> [Task directions] Each entry below is to be extracted exactly.

> [Supplied material]

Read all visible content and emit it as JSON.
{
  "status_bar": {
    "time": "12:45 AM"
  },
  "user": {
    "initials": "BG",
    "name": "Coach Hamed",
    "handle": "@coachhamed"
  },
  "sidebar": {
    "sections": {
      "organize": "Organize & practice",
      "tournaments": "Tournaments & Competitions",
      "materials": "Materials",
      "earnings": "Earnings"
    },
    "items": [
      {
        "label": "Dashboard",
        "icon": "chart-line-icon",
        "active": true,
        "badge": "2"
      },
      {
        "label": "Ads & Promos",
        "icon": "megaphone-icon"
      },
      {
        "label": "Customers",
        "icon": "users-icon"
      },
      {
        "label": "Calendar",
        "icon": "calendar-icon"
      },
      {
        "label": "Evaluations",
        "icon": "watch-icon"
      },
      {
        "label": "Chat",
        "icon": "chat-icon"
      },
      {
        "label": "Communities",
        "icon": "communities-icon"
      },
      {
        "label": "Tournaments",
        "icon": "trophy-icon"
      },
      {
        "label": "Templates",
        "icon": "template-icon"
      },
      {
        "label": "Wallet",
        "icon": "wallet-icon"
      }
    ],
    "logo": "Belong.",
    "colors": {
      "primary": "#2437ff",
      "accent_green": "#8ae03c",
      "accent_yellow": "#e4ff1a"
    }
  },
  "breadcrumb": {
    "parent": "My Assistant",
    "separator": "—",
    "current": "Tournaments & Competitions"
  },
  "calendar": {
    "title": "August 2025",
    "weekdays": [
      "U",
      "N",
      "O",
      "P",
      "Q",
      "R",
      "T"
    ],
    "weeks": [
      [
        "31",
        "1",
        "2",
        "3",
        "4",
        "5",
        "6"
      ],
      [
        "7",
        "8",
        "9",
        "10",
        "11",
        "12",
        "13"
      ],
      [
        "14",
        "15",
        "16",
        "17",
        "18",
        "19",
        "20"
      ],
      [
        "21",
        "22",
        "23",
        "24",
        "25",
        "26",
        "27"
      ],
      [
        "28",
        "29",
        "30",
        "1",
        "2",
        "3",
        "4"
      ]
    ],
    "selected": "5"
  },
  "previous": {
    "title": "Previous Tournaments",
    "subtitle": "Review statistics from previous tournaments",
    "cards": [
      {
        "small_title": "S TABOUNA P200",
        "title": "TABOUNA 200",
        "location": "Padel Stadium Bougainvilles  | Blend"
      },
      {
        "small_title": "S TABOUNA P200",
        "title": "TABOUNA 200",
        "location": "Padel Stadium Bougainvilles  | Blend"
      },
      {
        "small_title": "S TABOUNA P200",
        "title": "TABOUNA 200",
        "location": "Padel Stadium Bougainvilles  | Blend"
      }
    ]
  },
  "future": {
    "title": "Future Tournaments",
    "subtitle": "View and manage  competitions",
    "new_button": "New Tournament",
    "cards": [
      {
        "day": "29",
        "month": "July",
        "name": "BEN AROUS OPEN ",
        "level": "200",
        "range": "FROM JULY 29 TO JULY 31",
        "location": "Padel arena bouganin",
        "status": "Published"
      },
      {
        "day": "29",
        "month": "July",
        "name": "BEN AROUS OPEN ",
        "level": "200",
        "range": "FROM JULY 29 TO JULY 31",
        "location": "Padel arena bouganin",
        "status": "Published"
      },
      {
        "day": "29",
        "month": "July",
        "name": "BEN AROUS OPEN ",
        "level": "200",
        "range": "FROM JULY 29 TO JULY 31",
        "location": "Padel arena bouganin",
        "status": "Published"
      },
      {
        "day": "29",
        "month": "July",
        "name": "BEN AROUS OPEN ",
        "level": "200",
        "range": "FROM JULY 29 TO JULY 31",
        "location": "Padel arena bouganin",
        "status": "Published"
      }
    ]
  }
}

> [Problem solution]
Read all visible content and emit it as JSON.
{
  "status_bar": {
    "time": "12:45 AM"
  },
  "user": {
    "initials": "BG",
    "name": "Coach Hamed",
    "handle": "@coachhamed"
  },
  "sidebar": {
    "sections": {
      "organize": "Organize & practice",
      "tournaments": "Tournaments & Competitions",
      "materials": "Materials",
      "earnings": "Earnings"
    },
    "items": [
      {
        "label": "Dashboard",
        "icon": "chart-line-icon",
        "active": true,
        "badge": "2"
      },
      {
        "label": "Ads & Promos",
        "icon": "megaphone-icon"
      },
      {
        "label": "Customers",
        "icon": "users-icon"
      },
      {
        "label": "Calendar",
        "icon": "calendar-icon"
      },
      {
        "label": "Evaluations",
        "icon": "watch-icon"
      },
      {
        "label": "Chat",
        "icon": "chat-icon"
      },
      {
        "label": "Communities",
        "icon": "communities-icon"
      },
      {
        "label": "Tournaments",
        "icon": "trophy-icon"
      },
      {
        "label": "Templates",
        "icon": "template-icon"
      },
      {
        "label": "Wallet",
        "icon": "wallet-icon"
      }
    ],
    "logo": "Belong.",
    "colors": {
      "primary": "#2437ff",
      "accent_green": "#8ae03c",
      "accent_yellow": "#e4ff1a"
    }
  },
  "breadcrumb": {
    "parent": "My Assistant",
    "separator": "—",
    "current": "Tournaments & Competitions"
  },
  "calendar": {
    "title": "August 2025",
    "weekdays": [
      "U",
      "N",
      "O",
      "P",
      "Q",
      "R",
      "T"
    ],
    "weeks": [
      [
        "31",
        "1",
        "2",
        "3",
        "4",
        "5",
        "6"
      ],
      [
        "7",
        "8",
        "9",
        "10",
        "11",
        "12",
        "13"
      ],
      [
        "14",
        "15",
        "16",
        "17",
        "18",
        "19",
        "20"
      ],
      [
        "21",
        "22",
        "23",
        "24",
        "25",
        "26",
        "27"
      ],
      [
        "28",
        "29",
        "30",
        "1",
        "2",
        "3",
        "4"
      ]
    ],
    "selected": "5"
  },
  "previous": {
    "title": "Previous Tournaments",
    "subtitle": "Review statistics from previous tournaments",
    "cards": [
      {
        "small_title": "S TABOUNA P200",
        "title": "TABOUNA 200",
        "location": "Padel Stadium Bougainvilles  | Blend"
      },
      {
        "small_title": "S TABOUNA P200",
        "title": "TABOUNA 200",
        "location": "Padel Stadium Bougainvilles  | Blend"
      },
      {
        "small_title": "S TABOUNA P200",
        "title": "TABOUNA 200",
        "location": "Padel Stadium Bougainvilles  | Blend"
      }
    ]
  },
  "future": {
    "title": "Future Tournaments",
    "subtitle": "View and manage  competitions",
    "new_button": "New Tournament",
    "cards": [
      {
        "day": "29",
        "month": "July",
        "name": "BEN AROUS OPEN ",
        "level": "200",
        "range": "FROM JULY 29 TO JULY 31",
        "location": "Padel arena bouganin",
        "status": "Published"
      },
      {
        "day": "29",
        "month": "July",
        "name": "BEN AROUS OPEN ",
        "level": "200",
        "range": "FROM JULY 29 TO JULY 31",
        "location": "Padel arena bouganin",
        "status": "Published"
      },
      {
        "day": "29",
        "month": "July",
        "name": "BEN AROUS OPEN ",
        "level": "200",
        "range": "FROM JULY 29 TO JULY 31",
        "location": "Padel arena bouganin",
        "status": "Published"
      },
      {
        "day": "29",
        "month": "July",
        "name": "BEN AROUS OPEN ",
        "level": "200",
        "range": "FROM JULY 29 TO JULY 31",
        "location": "Padel arena bouganin",
        "status": "Published"
      }
    ]
  }
}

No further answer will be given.